**Task input**
-*-

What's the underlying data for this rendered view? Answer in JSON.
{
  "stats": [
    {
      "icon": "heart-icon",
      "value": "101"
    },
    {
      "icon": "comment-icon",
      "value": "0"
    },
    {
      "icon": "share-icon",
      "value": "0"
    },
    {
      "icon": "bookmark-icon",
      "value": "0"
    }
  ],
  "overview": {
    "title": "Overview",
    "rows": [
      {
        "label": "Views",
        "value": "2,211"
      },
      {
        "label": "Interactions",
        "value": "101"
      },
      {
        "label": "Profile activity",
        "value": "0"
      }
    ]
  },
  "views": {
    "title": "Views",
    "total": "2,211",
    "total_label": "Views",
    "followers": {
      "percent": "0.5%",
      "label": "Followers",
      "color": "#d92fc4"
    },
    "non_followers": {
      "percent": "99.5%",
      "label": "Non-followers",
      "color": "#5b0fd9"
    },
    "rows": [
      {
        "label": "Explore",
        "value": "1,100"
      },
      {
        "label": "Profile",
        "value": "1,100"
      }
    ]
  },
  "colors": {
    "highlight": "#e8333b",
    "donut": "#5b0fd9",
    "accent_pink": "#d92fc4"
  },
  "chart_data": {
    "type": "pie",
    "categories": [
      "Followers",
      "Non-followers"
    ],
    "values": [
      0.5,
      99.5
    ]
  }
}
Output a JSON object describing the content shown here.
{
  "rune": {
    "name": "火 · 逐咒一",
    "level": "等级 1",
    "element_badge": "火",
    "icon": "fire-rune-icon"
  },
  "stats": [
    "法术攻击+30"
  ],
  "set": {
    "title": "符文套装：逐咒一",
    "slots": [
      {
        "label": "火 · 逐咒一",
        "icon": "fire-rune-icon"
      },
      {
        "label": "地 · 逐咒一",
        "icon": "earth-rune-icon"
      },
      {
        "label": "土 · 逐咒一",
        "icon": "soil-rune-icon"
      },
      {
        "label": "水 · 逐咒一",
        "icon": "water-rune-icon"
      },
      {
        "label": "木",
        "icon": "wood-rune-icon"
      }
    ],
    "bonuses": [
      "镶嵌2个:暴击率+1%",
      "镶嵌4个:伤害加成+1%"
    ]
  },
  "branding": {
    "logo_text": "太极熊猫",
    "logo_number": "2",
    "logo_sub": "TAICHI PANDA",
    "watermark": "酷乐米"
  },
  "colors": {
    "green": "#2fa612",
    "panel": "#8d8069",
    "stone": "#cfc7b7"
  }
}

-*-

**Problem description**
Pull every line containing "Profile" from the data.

**Answer to this problem**
        "label": "Profile activity",
        "label": "Profile",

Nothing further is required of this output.